- _TASK ITEM_: Print each entry precisely; exclude the pictures.

- _Website and app data records_:
#####

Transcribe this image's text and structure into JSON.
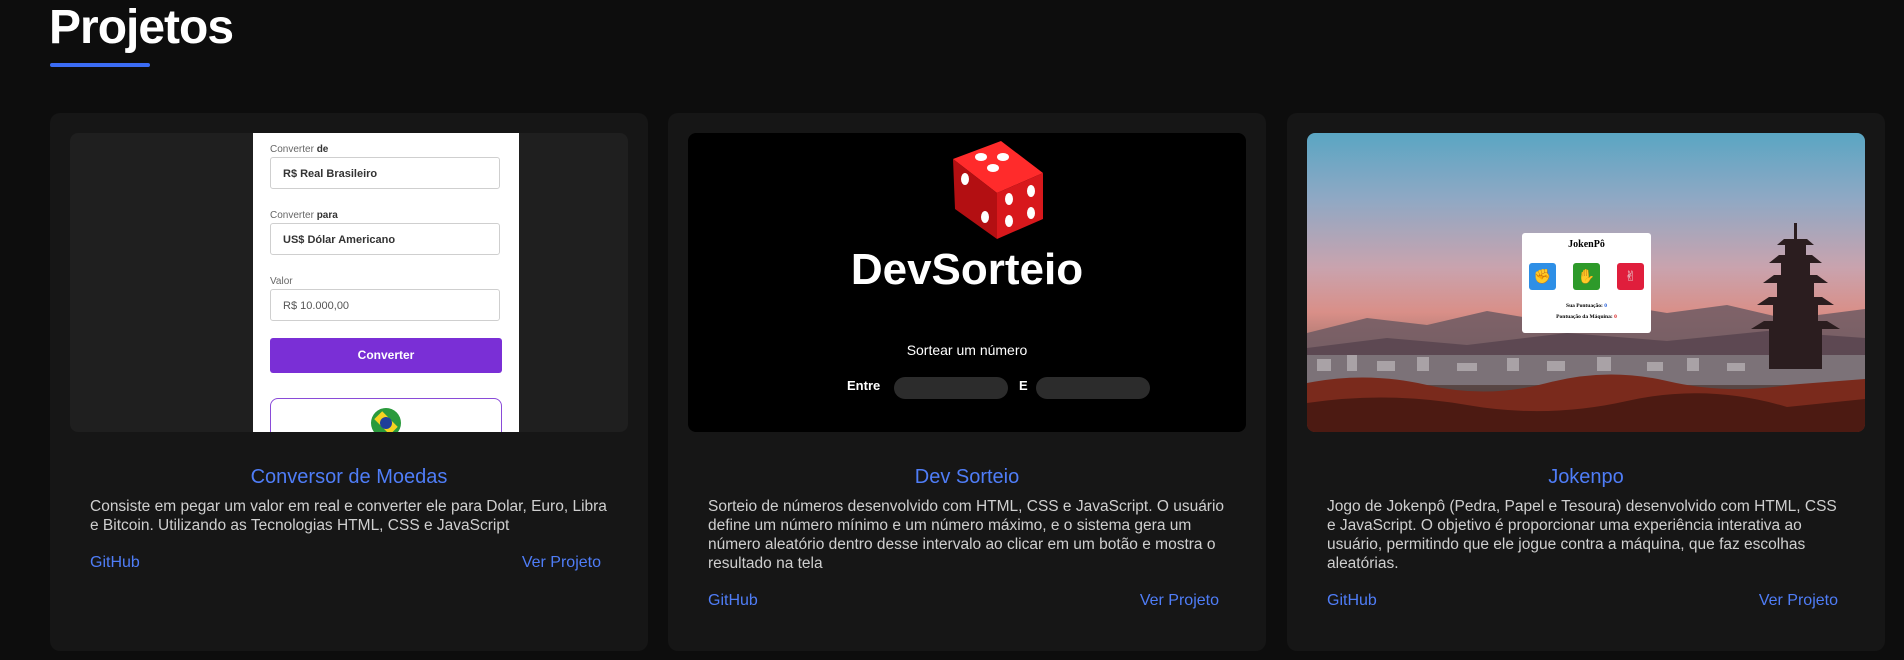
{
  "section": {
    "title": "Projetos"
  },
  "projects": [
    {
      "title": "Conversor de Moedas",
      "description": "Consiste em pegar um valor em real e converter ele para Dolar, Euro, Libra e Bitcoin. Utilizando as Tecnologias HTML, CSS e JavaScript",
      "github_label": "GitHub",
      "view_label": "Ver Projeto",
      "preview": {
        "from_label_prefix": "Converter ",
        "from_label_strong": "de",
        "from_value": "R$ Real Brasileiro",
        "to_label_prefix": "Converter ",
        "to_label_strong": "para",
        "to_value": "US$ Dólar Americano",
        "amount_label": "Valor",
        "amount_value": "R$ 10.000,00",
        "button_label": "Converter"
      }
    },
    {
      "title": "Dev Sorteio",
      "description": "Sorteio de números desenvolvido com HTML, CSS e JavaScript. O usuário define um número mínimo e um número máximo, e o sistema gera um número aleatório dentro desse intervalo ao clicar em um botão e mostra o resultado na tela",
      "github_label": "GitHub",
      "view_label": "Ver Projeto",
      "preview": {
        "brand": "DevSorteio",
        "subtitle": "Sortear um número",
        "between_label": "Entre",
        "and_label": "E"
      }
    },
    {
      "title": "Jokenpo",
      "description": "Jogo de Jokenpô (Pedra, Papel e Tesoura) desenvolvido com HTML, CSS e JavaScript. O objetivo é proporcionar uma experiência interativa ao usuário, permitindo que ele jogue contra a máquina, que faz escolhas aleatórias.",
      "github_label": "GitHub",
      "view_label": "Ver Projeto",
      "preview": {
        "game_title": "JokenPô",
        "your_score_label": "Sua Pontuação:",
        "your_score": "0",
        "machine_score_label": "Pontuação da Máquina:",
        "machine_score": "0"
      }
    }
  ],
  "colors": {
    "accent": "#4f7df7",
    "underline": "#3b6cf5",
    "card_bg": "#161616",
    "page_bg": "#0d0d0d",
    "convert_button": "#7a2fd6"
  }
}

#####

- _RESULT BELOW_:
Transcribe this image's text and structure into JSON.
{
  "section": {
    "title": "Projetos"
  },
  "projects": [
    {
      "title": "Conversor de Moedas",
      "description": "Consiste em pegar um valor em real e converter ele para Dolar, Euro, Libra e Bitcoin. Utilizando as Tecnologias HTML, CSS e JavaScript",
      "github_label": "GitHub",
      "view_label": "Ver Projeto",
      "preview": {
        "from_label_prefix": "Converter ",
        "from_label_strong": "de",
        "from_value": "R$ Real Brasileiro",
        "to_label_prefix": "Converter ",
        "to_label_strong": "para",
        "to_value": "US$ Dólar Americano",
        "amount_label": "Valor",
        "amount_value": "R$ 10.000,00",
        "button_label": "Converter"
      }
    },
    {
      "title": "Dev Sorteio",
      "description": "Sorteio de números desenvolvido com HTML, CSS e JavaScript. O usuário define um número mínimo e um número máximo, e o sistema gera um número aleatório dentro desse intervalo ao clicar em um botão e mostra o resultado na tela",
      "github_label": "GitHub",
      "view_label": "Ver Projeto",
      "preview": {
        "brand": "DevSorteio",
        "subtitle": "Sortear um número",
        "between_label": "Entre",
        "and_label": "E"
      }
    },
    {
      "title": "Jokenpo",
      "description": "Jogo de Jokenpô (Pedra, Papel e Tesoura) desenvolvido com HTML, CSS e JavaScript. O objetivo é proporcionar uma experiência interativa ao usuário, permitindo que ele jogue contra a máquina, que faz escolhas aleatórias.",
      "github_label": "GitHub",
      "view_label": "Ver Projeto",
      "preview": {
        "game_title": "JokenPô",
        "your_score_label": "Sua Pontuação:",
        "your_score": "0",
        "machine_score_label": "Pontuação da Máquina:",
        "machine_score": "0"
      }
    }
  ],
  "colors": {
    "accent": "#4f7df7",
    "underline": "#3b6cf5",
    "card_bg": "#161616",
    "page_bg": "#0d0d0d",
    "convert_button": "#7a2fd6"
  }
}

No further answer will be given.